*** Begin section ***
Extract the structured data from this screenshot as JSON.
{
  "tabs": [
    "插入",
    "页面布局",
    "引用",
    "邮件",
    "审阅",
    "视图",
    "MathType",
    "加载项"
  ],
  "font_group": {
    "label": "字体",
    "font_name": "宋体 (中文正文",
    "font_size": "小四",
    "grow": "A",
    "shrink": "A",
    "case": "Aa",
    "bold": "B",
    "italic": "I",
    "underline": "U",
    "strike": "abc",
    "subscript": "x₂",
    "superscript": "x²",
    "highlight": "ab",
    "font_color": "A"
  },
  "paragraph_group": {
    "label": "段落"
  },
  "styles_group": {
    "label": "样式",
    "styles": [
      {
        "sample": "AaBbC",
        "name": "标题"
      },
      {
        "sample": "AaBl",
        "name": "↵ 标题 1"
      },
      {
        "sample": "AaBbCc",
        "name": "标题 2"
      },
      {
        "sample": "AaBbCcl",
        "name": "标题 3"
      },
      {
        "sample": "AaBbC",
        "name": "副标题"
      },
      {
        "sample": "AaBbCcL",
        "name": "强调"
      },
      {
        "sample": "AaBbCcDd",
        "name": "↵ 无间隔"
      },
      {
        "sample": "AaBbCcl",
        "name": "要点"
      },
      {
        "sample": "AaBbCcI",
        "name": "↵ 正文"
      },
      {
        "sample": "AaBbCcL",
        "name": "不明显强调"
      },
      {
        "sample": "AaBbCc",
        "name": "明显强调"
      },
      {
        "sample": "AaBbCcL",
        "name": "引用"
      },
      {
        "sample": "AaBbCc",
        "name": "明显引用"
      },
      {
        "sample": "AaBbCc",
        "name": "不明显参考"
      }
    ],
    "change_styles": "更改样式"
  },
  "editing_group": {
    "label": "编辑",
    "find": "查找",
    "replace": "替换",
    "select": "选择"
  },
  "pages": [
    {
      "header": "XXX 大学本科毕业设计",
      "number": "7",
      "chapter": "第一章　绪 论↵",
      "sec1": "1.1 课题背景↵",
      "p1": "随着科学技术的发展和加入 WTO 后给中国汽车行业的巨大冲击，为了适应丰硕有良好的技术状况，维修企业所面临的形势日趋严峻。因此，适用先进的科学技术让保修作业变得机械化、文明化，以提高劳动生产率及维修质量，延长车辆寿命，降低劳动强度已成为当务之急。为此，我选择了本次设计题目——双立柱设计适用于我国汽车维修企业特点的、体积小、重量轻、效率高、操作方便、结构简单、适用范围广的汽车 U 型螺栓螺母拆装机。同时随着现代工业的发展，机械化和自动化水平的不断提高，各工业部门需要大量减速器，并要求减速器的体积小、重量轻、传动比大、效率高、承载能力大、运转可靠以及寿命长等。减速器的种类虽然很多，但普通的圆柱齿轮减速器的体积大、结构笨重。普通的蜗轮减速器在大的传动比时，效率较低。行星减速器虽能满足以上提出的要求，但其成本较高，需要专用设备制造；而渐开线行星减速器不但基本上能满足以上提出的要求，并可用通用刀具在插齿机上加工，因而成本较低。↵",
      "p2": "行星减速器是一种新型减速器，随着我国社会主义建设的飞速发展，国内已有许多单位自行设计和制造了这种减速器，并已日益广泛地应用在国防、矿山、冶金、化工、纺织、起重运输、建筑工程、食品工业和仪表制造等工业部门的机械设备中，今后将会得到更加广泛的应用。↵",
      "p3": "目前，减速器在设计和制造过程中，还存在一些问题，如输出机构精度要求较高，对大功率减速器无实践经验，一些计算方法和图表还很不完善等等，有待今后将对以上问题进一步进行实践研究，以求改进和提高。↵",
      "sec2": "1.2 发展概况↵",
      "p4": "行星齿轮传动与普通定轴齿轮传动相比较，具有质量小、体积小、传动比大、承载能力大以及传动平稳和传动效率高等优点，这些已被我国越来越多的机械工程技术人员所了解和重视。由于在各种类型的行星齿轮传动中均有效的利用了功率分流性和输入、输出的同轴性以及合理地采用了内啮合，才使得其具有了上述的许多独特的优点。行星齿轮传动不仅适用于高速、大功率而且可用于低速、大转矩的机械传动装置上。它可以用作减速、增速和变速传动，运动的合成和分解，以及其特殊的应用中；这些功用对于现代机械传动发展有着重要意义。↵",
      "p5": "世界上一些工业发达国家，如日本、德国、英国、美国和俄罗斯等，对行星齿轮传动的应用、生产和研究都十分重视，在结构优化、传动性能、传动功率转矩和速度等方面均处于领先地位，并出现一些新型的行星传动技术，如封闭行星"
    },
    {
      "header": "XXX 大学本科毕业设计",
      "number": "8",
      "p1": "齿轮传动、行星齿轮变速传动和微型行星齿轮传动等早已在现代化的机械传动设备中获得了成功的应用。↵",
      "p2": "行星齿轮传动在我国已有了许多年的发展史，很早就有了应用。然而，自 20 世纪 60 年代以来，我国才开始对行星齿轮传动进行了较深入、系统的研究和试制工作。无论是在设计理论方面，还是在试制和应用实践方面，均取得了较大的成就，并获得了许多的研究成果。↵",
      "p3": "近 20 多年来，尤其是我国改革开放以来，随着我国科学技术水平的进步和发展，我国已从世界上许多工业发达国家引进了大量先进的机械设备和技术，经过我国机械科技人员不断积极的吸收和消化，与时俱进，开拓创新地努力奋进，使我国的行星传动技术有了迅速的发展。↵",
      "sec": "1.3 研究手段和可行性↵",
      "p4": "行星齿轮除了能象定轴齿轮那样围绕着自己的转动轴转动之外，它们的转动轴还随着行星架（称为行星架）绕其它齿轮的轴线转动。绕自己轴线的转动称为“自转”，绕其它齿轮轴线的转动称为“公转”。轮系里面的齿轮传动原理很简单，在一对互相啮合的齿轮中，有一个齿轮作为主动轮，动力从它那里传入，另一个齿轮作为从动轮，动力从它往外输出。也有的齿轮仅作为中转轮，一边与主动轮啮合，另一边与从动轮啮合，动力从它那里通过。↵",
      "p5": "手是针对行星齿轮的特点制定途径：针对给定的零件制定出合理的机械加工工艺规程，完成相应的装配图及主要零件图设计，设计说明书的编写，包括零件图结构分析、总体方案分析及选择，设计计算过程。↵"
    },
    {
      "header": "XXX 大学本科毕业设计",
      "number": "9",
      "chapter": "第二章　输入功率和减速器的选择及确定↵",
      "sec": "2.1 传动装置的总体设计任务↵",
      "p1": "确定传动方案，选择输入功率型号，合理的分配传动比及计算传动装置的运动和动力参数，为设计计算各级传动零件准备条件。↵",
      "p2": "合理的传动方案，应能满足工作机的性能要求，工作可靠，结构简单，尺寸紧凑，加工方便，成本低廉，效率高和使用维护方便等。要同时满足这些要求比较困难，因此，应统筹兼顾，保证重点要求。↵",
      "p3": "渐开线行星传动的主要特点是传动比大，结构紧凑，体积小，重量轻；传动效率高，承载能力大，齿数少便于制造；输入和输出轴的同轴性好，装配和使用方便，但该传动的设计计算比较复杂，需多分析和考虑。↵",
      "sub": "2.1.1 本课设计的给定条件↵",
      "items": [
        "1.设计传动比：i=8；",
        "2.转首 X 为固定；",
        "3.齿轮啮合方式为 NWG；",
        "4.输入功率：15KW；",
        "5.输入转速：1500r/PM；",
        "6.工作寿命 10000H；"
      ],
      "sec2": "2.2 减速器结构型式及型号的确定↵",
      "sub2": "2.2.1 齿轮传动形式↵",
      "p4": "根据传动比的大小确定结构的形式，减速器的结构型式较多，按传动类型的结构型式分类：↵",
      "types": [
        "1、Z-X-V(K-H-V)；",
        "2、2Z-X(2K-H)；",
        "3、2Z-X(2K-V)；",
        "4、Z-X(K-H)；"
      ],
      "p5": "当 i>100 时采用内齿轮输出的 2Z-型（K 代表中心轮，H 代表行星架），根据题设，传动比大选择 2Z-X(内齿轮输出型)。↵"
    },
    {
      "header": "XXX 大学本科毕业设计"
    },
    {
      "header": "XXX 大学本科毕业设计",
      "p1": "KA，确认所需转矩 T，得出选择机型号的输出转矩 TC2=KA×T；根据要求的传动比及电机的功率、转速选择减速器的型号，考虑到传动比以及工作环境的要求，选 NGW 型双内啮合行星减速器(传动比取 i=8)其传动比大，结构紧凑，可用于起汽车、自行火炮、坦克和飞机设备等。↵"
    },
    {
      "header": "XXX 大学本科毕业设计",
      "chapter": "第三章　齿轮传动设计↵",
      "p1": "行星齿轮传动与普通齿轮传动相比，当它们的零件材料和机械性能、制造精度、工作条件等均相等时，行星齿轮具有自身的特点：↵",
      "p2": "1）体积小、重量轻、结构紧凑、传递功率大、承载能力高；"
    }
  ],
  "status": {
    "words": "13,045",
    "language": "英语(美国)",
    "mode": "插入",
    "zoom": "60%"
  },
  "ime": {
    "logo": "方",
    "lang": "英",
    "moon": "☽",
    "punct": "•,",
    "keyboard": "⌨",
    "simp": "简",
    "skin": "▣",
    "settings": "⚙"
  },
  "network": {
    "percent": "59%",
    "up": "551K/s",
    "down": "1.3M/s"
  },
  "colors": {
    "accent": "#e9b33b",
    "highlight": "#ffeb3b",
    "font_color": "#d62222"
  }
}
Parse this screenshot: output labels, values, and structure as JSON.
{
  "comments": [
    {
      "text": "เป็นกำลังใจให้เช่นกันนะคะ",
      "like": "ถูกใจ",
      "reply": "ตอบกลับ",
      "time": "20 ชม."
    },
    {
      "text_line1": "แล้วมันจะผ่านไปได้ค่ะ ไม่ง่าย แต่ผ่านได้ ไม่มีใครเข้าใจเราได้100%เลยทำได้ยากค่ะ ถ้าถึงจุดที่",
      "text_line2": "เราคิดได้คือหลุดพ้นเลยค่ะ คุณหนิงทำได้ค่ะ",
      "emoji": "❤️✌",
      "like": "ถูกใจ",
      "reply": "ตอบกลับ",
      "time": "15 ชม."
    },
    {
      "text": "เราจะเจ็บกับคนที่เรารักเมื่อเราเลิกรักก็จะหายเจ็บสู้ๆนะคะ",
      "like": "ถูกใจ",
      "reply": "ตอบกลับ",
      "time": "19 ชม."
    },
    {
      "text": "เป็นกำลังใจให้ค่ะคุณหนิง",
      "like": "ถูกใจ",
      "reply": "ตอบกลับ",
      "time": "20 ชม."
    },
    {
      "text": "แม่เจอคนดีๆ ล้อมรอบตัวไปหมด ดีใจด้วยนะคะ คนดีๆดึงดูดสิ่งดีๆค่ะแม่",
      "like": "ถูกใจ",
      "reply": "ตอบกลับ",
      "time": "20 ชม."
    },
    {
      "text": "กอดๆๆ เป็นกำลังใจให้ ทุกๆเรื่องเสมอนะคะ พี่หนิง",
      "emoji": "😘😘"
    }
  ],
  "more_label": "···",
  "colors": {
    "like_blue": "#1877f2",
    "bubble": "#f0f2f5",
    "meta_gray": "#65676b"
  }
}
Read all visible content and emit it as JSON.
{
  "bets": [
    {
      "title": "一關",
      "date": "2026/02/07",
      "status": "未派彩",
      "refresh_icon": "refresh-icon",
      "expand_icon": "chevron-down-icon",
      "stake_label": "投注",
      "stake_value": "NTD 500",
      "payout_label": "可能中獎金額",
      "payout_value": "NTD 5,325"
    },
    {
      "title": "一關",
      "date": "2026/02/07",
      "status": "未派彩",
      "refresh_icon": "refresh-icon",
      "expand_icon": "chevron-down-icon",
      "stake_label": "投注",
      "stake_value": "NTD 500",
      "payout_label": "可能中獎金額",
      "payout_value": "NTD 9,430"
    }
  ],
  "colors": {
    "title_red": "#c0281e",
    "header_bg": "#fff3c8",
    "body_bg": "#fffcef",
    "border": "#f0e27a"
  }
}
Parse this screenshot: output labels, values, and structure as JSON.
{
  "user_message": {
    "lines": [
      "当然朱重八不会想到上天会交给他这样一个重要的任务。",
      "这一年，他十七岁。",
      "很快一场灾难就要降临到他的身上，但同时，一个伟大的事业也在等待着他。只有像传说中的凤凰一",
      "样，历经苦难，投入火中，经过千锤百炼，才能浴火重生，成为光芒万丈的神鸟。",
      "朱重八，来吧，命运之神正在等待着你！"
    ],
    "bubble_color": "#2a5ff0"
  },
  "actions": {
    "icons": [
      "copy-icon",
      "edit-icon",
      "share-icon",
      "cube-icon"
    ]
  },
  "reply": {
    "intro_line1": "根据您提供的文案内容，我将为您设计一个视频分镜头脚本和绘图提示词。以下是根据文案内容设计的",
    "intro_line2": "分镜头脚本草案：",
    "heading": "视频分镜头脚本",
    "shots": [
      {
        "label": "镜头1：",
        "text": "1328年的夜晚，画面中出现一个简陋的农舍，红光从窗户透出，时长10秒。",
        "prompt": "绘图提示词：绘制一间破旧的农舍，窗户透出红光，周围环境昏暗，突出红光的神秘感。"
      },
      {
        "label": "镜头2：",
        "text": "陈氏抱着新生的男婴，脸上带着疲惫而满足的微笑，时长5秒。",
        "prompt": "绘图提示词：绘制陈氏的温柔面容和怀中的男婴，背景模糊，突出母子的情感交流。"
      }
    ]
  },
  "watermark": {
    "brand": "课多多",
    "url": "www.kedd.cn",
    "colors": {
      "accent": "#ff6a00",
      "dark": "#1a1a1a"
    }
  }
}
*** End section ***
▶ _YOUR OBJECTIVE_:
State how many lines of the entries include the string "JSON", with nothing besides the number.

▶ _ANSWER_:
4